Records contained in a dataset
((

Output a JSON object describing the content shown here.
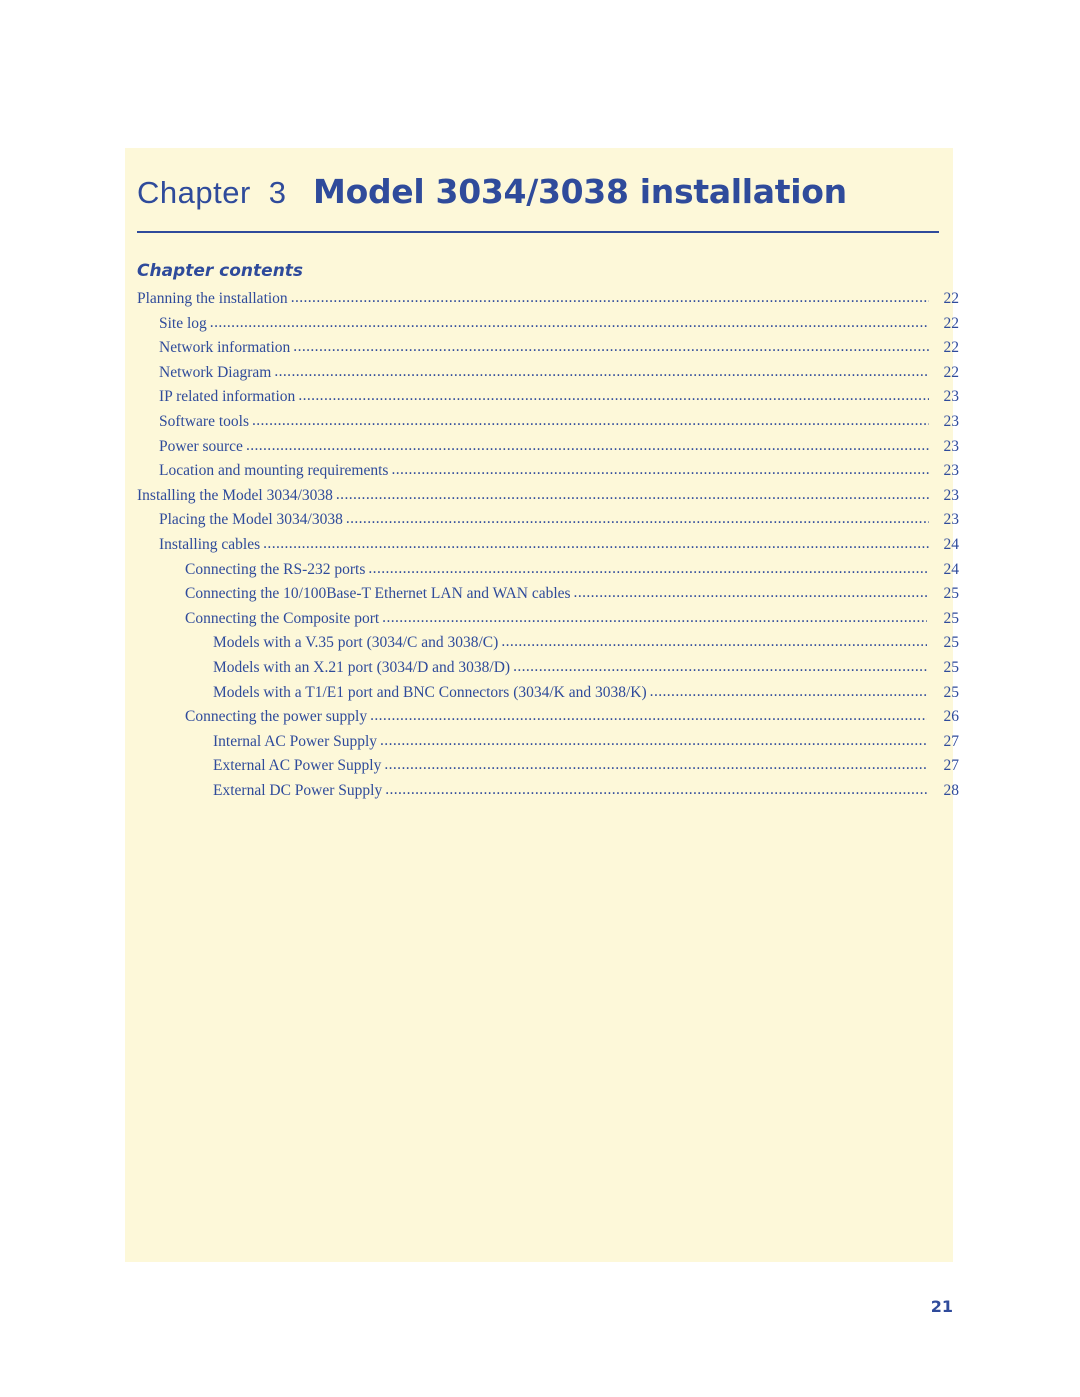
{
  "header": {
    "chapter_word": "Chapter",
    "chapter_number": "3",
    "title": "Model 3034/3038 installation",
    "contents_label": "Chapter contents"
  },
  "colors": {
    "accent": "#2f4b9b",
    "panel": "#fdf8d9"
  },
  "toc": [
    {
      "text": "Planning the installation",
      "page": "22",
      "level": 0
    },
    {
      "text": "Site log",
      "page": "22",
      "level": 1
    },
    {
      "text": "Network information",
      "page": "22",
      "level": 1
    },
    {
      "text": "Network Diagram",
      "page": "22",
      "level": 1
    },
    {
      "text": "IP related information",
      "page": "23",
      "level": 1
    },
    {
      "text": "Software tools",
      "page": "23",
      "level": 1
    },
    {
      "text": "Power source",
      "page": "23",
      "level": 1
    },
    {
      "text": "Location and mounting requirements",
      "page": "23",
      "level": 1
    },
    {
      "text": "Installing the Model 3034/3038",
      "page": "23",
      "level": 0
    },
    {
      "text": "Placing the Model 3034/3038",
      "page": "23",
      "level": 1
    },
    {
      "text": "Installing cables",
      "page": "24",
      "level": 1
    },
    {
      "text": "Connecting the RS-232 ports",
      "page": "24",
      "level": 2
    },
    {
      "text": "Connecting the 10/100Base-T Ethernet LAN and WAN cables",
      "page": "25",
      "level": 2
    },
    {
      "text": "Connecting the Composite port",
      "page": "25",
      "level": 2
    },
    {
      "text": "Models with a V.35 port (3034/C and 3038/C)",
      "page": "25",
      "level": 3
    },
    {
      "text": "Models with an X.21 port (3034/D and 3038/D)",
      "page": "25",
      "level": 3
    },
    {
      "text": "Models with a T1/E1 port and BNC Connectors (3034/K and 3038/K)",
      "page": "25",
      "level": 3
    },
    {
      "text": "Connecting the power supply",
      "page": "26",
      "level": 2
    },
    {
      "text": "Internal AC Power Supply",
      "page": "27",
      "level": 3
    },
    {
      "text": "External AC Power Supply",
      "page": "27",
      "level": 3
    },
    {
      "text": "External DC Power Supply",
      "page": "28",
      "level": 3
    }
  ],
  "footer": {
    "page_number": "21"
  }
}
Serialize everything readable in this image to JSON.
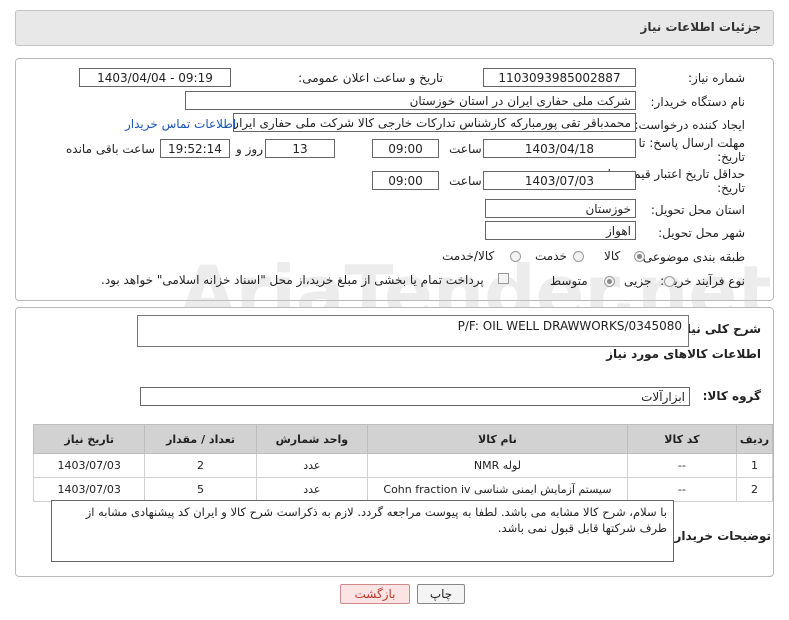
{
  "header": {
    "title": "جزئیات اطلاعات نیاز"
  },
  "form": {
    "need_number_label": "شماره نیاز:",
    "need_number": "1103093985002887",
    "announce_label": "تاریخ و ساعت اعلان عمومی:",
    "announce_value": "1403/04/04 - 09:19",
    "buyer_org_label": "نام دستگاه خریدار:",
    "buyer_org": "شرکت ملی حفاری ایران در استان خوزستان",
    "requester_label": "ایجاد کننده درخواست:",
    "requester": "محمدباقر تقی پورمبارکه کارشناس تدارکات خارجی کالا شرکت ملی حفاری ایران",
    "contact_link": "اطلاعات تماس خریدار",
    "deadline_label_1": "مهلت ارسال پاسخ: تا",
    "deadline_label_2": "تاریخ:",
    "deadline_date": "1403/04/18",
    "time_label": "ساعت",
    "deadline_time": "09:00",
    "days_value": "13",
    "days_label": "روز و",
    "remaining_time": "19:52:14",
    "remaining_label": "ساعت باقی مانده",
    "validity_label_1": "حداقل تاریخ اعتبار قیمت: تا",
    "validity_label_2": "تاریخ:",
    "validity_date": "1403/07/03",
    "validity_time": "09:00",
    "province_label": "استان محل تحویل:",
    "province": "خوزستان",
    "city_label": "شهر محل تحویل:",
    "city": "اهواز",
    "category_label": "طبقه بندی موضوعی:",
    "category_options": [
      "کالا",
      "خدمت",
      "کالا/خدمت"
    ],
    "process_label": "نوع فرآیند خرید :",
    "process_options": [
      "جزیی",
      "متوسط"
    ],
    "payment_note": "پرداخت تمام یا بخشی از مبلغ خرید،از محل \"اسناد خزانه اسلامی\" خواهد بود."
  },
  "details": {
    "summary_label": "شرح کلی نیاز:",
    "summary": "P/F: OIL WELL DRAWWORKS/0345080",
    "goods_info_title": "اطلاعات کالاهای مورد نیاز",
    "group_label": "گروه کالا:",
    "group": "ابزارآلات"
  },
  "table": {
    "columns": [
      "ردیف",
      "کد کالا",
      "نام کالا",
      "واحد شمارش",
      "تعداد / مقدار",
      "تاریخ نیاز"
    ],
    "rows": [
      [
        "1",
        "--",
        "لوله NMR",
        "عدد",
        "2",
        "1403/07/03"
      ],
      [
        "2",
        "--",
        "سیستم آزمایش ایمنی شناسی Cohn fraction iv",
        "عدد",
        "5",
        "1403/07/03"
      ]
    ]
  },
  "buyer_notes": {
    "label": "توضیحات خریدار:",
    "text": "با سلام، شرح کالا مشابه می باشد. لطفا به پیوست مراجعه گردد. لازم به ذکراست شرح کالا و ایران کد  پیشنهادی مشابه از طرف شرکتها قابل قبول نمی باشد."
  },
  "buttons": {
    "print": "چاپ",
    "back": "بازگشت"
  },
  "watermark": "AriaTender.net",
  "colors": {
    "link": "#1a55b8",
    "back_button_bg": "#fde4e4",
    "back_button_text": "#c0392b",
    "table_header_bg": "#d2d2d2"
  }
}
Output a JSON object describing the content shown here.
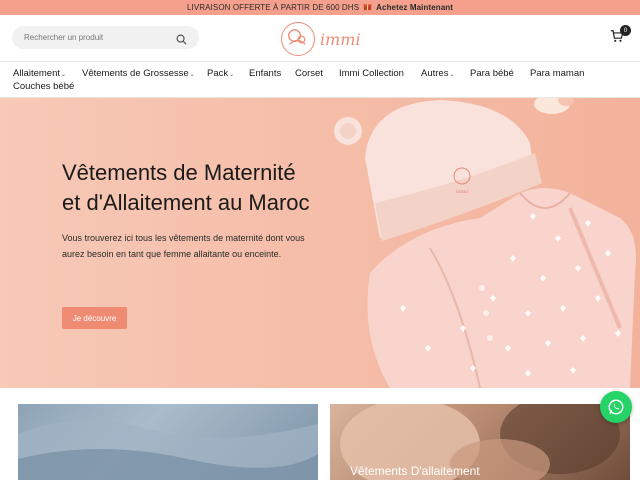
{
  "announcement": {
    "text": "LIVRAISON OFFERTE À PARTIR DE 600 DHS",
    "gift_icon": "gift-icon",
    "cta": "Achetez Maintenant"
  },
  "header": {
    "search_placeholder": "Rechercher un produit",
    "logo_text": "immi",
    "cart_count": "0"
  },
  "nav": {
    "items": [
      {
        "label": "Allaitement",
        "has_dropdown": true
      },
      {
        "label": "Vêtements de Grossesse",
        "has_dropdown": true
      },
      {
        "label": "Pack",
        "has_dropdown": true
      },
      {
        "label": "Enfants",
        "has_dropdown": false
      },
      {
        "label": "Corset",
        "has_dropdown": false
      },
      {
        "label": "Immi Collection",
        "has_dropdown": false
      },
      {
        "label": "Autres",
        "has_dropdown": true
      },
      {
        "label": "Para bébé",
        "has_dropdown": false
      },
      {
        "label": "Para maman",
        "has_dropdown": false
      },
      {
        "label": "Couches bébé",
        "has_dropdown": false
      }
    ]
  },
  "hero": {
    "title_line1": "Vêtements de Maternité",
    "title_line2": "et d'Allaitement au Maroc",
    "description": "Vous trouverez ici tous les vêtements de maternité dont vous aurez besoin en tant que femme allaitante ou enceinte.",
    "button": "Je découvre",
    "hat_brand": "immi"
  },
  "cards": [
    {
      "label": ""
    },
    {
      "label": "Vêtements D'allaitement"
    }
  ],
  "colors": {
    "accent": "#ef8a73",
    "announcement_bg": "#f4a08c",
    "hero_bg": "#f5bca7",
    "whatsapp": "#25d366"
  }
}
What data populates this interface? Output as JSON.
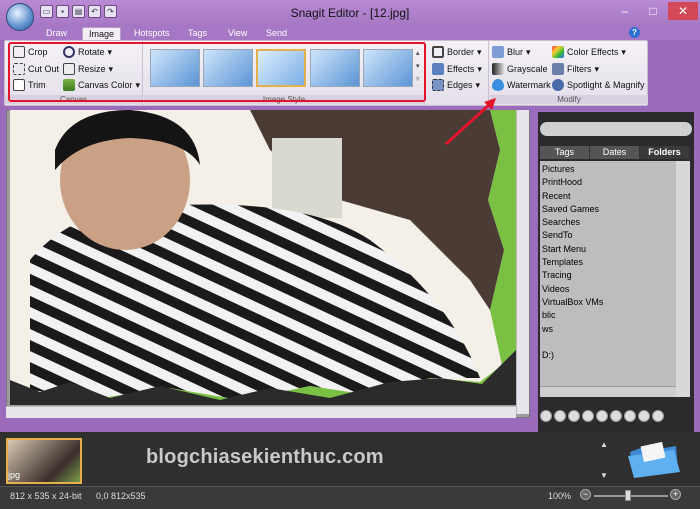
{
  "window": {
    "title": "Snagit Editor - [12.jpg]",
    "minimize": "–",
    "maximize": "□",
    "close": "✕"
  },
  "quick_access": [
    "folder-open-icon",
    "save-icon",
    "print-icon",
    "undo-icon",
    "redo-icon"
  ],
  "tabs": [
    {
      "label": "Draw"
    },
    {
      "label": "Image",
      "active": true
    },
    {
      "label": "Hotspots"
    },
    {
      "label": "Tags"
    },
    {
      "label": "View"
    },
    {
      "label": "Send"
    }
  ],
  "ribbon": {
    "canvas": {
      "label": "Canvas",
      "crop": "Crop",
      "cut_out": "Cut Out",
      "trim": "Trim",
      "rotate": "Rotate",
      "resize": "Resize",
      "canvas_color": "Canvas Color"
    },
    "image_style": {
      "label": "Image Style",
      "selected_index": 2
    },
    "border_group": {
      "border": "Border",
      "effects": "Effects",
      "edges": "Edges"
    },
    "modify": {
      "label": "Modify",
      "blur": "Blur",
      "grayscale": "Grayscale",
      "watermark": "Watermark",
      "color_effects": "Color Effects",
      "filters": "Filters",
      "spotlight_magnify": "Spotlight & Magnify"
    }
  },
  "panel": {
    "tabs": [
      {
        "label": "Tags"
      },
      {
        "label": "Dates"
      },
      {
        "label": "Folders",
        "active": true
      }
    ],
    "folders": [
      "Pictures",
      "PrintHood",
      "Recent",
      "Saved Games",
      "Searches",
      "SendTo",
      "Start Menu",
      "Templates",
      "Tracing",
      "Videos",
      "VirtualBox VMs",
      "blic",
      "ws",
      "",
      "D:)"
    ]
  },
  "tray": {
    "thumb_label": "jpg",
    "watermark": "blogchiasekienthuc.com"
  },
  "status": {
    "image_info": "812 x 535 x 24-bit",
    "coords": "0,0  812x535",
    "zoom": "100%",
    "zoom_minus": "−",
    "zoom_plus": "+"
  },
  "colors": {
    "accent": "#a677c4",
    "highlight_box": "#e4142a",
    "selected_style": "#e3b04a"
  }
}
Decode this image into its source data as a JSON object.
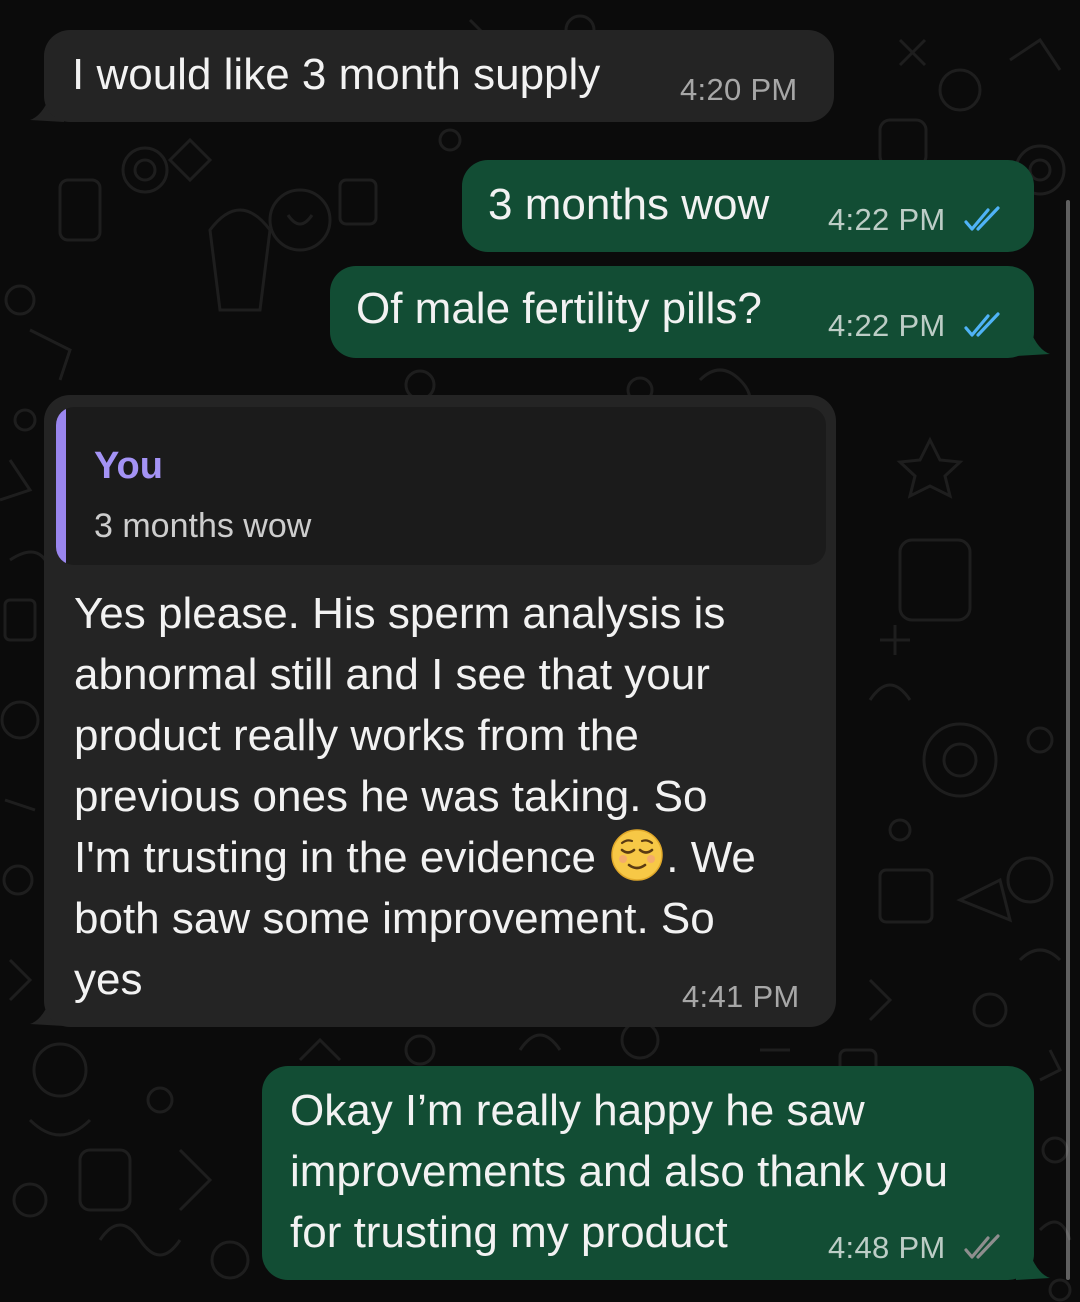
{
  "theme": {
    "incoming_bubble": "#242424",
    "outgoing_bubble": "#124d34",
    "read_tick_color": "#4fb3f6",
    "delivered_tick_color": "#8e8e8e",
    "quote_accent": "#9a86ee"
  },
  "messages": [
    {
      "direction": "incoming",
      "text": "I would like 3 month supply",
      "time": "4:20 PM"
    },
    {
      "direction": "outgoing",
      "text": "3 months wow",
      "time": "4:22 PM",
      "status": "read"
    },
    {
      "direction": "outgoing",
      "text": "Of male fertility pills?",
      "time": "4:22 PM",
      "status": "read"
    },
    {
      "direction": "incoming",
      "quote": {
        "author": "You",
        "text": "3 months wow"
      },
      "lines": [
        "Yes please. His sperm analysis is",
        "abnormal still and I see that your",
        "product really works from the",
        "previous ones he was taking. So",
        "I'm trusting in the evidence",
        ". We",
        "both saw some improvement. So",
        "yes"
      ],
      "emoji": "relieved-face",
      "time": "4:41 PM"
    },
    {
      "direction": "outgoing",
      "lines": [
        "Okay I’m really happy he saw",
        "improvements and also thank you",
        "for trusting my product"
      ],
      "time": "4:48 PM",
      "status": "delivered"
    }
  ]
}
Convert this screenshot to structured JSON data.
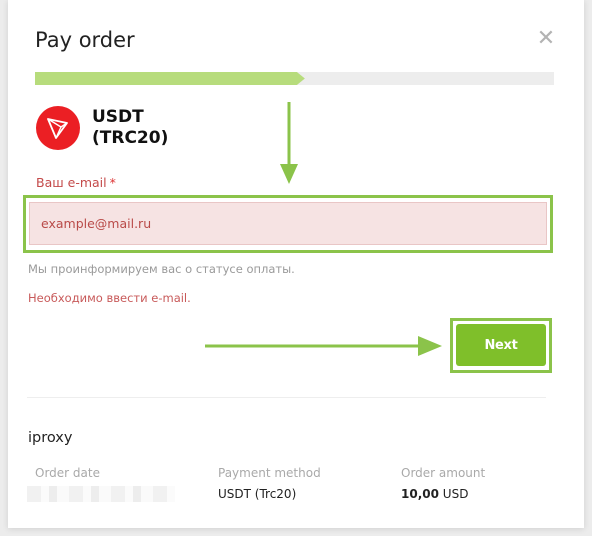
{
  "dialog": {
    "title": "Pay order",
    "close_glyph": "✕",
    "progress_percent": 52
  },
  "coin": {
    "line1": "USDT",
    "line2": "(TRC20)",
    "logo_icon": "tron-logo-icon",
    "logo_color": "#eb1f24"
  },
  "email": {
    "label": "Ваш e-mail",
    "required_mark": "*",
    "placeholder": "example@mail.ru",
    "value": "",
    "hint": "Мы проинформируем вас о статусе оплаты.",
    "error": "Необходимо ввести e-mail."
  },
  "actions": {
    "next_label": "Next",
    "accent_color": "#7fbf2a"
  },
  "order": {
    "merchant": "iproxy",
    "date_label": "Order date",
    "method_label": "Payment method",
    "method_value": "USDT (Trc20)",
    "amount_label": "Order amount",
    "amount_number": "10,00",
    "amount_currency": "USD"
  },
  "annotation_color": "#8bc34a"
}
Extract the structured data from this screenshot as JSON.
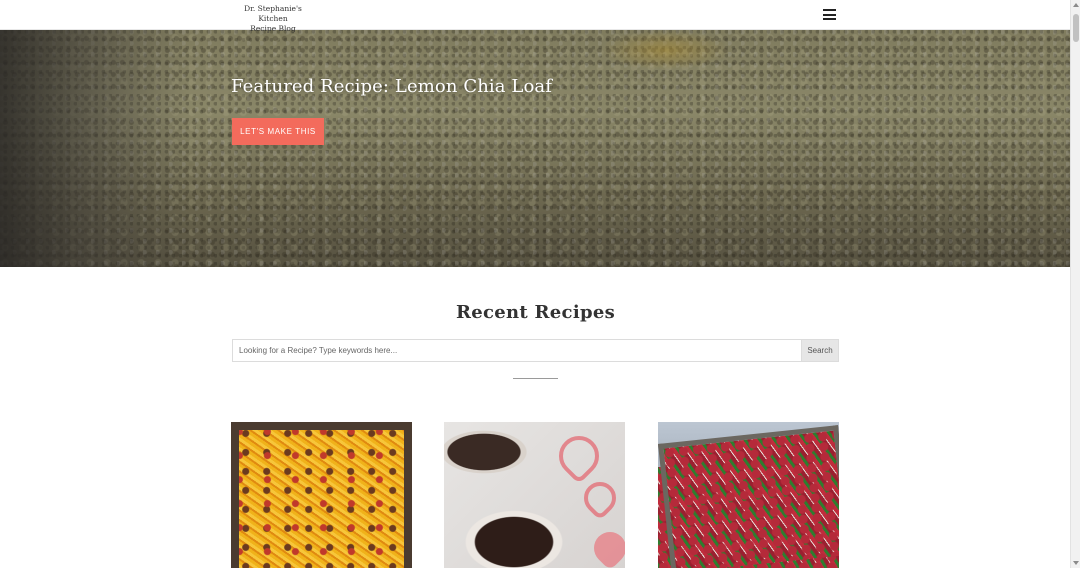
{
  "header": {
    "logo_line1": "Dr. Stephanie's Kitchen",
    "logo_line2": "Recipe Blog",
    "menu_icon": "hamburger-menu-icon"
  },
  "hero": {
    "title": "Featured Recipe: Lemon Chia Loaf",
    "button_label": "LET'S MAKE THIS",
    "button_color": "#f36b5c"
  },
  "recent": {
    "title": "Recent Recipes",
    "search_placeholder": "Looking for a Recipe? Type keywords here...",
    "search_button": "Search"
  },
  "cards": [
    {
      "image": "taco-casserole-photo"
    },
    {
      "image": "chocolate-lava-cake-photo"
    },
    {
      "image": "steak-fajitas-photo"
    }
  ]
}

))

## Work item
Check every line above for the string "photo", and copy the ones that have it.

## Expected answer
      "image": "taco-casserole-photo"
      "image": "chocolate-lava-cake-photo"
      "image": "steak-fajitas-photo"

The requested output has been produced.